their experience and skills are
most kalua'ble. We all have a re
sponsibility In giving to fight
this menace to our national and
individual health and securky."
HERE SUNDAY ? Rev. E. L. Hen
derson. president of the North
Carolina Conference of the Wes
leyan Methodist church, will
preach the special sermon Sun
day morning, dedicating the ed
ucational building of First Wes
.leyan Methodist church.
To Be Dedicated
The educational building of
First YVeslcyan Methodist church
will be dedicated at morning ser
vices at the church Sunday, with
Rev. E. L. Henderson, of High
Point, president of the North Car
olina Conference, of the VVesleyan
Methodist church, preaching a
special dedicatory sermon.
The church educational build- ' .
ing was built about four years
ago at a cost of $11,000.
It was completely cleared of
debt on February 12.
Announcement of the special

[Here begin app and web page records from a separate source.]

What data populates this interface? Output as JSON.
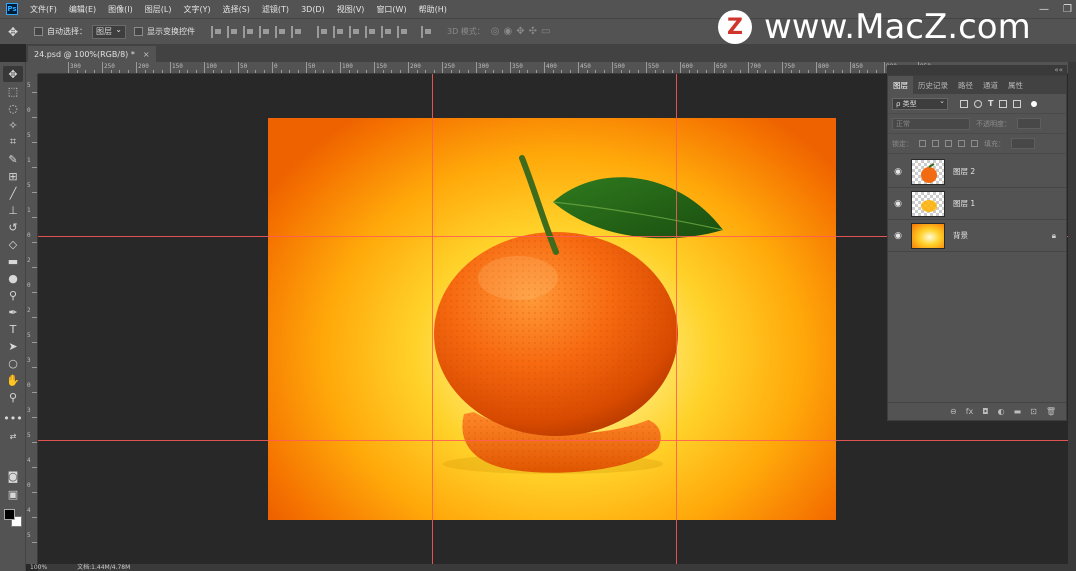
{
  "menu": {
    "logo": "Ps",
    "items": [
      "文件(F)",
      "编辑(E)",
      "图像(I)",
      "图层(L)",
      "文字(Y)",
      "选择(S)",
      "滤镜(T)",
      "3D(D)",
      "视图(V)",
      "窗口(W)",
      "帮助(H)"
    ],
    "window_controls": [
      "—",
      "❐"
    ]
  },
  "options": {
    "auto_select_label": "自动选择：",
    "auto_select_value": "图层",
    "show_transform_label": "显示变换控件",
    "mode_3d_label": "3D 模式："
  },
  "watermark": {
    "badge": "Z",
    "text": "www.MacZ.com"
  },
  "document": {
    "tab_title": "24.psd @ 100%(RGB/8) *",
    "tab_close": "×"
  },
  "ruler": {
    "top_labels": [
      "300",
      "250",
      "200",
      "150",
      "100",
      "50",
      "0",
      "50",
      "100",
      "150",
      "200",
      "250",
      "300",
      "350",
      "400",
      "450",
      "500",
      "550",
      "600",
      "650",
      "700",
      "750",
      "800",
      "850",
      "900",
      "950"
    ],
    "left_labels": [
      "5",
      "0",
      "5",
      "1",
      "5",
      "1",
      "0",
      "2",
      "0",
      "2",
      "5",
      "3",
      "0",
      "3",
      "5",
      "4",
      "0",
      "4",
      "5"
    ]
  },
  "status": {
    "zoom": "100%",
    "doc_size": "文档:1.44M/4.78M"
  },
  "layers_panel": {
    "collapse": "««",
    "tabs": [
      "图层",
      "历史记录",
      "路径",
      "通道",
      "属性"
    ],
    "active_tab": 0,
    "filter_kind": "ρ 类型",
    "blend_mode": "正常",
    "opacity_label": "不透明度：",
    "lock_label": "锁定：",
    "fill_label": "填充：",
    "layers": [
      {
        "name": "图层 2",
        "visible": true,
        "locked": false
      },
      {
        "name": "图层 1",
        "visible": true,
        "locked": false
      },
      {
        "name": "背景",
        "visible": true,
        "locked": true
      }
    ],
    "footer_icons": [
      "link-icon",
      "fx-icon",
      "mask-icon",
      "adjustment-icon",
      "folder-icon",
      "new-layer-icon",
      "trash-icon"
    ]
  },
  "colors": {
    "ui_panel": "#535353",
    "canvas_bg": "#282828",
    "guide": "#ff5a5a",
    "foreground": "#000000",
    "background": "#ffffff"
  }
}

service was made by the pastor,
Rev. J. VV. Phillips, who said Mr.
Henderson would also deliver the
sermon at regular evening ser
Boy Scout Fund
Solicitors cond ting the $1
730 Boy Scout fu>.vl:dfive hope to
complete their work during the
current -weekend, Bruce TMor
burn, co-chairman of the cam
paign, said Wednesday. ?
Mr. Thorburn is directing the
business district solicitation, Co
Chalrman Charlie Connor the in
dustrial division,- and Dr. J. C.
MeGill the professional division.
J. C. McKinney is treasurer of
Members of ths business ? dis
trict committee include D. D.
Saunders, J. C. Bridges Glee E.
Bridges, E, E. Marlowe, B. S.
Peeler, Jr.. VYVS. Fulton. Jr., Da
vid Nei.ll. J. n. Darracott, Marri- . :
ott Phifer, Dan Huffstetler and
'Paul Smyre. ' t
Persons who wish to forward
checks by mail should aodress
them to Mr. McKinney, in care
of the' first National Bahk, to
Mr. Connor or Sir. ThofbUrn.
McSwain Will Teach
Baptist Study Course
Rev. W. L. McSwain will con
duct a study course on "Jesus,
the Teacher," at Kifst Baptist
chtirch beginning Monday njght. -
The course will be conducted
each evening at 7 o'clock throu
gh Friday, February ^9, and is
lor all pupils 15 years of age and
over, teachers and assistant ??
Representatives from all chur
ches of the Kings Mountain Bap.
tist association are expected to
Boards To Discuss
A Joint meeting of the city
board of commissioners and
city planning board has been
scheduled for Tuesday night at
7:30 at City Hall to discuss
possible action on a city bond
Issue for water and sewer sys
tem improvements, according
to announcement by Joe Hen
driclr. city clerk.
? Mr. Hendrlck said the public
is being urged to attend the
Basis of the discussion will
be the surrey by Olsen Engi
neering Company, of Raleigh,
which estimated that improve
ments to the two systems
would cost in excess of $800,